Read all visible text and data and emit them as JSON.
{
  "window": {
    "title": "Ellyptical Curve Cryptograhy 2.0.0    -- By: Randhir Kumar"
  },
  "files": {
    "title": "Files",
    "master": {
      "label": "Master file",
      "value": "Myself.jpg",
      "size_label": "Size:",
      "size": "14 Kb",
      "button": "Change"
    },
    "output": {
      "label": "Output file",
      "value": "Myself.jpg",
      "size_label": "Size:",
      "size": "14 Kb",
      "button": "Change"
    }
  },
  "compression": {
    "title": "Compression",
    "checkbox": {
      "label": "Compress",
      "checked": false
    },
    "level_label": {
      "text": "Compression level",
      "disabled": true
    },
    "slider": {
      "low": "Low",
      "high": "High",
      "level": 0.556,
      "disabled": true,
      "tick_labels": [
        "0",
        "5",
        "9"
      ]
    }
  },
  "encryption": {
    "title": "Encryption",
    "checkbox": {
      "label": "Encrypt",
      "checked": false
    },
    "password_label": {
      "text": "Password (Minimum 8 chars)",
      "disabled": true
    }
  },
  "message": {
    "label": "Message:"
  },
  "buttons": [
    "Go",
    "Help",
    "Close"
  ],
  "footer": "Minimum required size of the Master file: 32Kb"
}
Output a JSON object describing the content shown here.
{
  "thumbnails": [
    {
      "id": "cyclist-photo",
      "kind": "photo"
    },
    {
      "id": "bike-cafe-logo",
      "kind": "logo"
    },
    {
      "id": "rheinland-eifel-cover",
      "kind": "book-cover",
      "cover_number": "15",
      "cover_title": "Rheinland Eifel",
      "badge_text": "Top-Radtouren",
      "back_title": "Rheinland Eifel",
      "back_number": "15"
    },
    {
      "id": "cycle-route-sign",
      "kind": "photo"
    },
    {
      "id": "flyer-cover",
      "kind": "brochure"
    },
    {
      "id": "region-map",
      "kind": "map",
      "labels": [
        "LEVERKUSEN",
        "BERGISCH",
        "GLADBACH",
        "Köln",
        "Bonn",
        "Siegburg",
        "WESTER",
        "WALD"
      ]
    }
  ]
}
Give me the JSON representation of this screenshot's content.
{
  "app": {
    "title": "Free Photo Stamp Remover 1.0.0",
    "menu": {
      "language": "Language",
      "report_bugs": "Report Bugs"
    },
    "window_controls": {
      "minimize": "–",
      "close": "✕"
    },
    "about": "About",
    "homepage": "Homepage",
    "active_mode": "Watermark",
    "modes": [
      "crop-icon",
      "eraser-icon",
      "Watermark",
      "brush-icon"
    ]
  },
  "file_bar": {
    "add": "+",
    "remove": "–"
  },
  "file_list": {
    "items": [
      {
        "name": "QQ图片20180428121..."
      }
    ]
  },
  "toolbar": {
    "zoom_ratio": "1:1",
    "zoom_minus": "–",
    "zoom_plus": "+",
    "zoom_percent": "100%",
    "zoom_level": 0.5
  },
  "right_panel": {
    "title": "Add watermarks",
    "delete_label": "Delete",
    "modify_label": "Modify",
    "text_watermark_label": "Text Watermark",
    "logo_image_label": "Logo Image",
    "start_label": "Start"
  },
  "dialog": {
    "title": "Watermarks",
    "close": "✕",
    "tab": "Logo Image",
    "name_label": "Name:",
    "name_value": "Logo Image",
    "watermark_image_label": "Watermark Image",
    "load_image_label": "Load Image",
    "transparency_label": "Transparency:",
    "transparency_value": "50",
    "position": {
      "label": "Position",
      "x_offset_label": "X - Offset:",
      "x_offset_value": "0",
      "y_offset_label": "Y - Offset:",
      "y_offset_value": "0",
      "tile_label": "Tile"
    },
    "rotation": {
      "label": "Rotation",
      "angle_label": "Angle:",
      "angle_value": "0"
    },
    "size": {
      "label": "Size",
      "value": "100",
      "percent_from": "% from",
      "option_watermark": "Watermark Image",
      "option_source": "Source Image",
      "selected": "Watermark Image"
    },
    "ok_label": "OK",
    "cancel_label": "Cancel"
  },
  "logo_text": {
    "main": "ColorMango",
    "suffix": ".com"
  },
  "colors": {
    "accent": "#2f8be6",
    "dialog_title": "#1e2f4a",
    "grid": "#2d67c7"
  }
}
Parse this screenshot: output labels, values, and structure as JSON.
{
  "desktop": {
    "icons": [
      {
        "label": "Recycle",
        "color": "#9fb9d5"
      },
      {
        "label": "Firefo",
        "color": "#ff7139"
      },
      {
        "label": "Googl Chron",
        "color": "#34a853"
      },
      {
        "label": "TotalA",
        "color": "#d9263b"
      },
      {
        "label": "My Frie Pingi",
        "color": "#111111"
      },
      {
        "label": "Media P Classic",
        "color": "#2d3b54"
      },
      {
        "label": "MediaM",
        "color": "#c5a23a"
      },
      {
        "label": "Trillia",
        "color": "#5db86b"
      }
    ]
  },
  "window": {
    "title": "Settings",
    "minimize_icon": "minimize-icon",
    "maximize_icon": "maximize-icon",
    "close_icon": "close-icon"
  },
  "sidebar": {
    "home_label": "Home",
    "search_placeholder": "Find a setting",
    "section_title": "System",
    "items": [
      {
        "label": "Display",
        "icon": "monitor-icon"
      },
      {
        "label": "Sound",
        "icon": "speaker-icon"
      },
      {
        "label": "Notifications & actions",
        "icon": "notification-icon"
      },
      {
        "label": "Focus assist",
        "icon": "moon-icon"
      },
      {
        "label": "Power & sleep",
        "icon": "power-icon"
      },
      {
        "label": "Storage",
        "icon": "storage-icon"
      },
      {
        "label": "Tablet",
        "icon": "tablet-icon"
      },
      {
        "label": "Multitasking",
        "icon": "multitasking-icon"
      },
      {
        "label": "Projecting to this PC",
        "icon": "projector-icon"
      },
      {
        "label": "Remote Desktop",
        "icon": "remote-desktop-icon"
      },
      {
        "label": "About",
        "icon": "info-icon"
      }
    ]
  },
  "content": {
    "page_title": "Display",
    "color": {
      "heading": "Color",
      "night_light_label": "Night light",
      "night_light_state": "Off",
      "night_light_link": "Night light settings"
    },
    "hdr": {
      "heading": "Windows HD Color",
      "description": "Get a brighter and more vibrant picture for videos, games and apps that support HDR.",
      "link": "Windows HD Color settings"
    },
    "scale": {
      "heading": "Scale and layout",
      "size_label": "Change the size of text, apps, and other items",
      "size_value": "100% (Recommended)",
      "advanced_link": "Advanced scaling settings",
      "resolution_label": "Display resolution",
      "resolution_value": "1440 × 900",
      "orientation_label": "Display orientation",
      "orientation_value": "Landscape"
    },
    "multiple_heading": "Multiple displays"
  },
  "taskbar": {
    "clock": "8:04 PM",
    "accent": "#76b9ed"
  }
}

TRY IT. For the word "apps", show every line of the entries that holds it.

THE COMPLETED TASK.
      "description": "Get a brighter and more vibrant picture for videos, games and apps that support HDR.",
      "size_label": "Change the size of text, apps, and other items",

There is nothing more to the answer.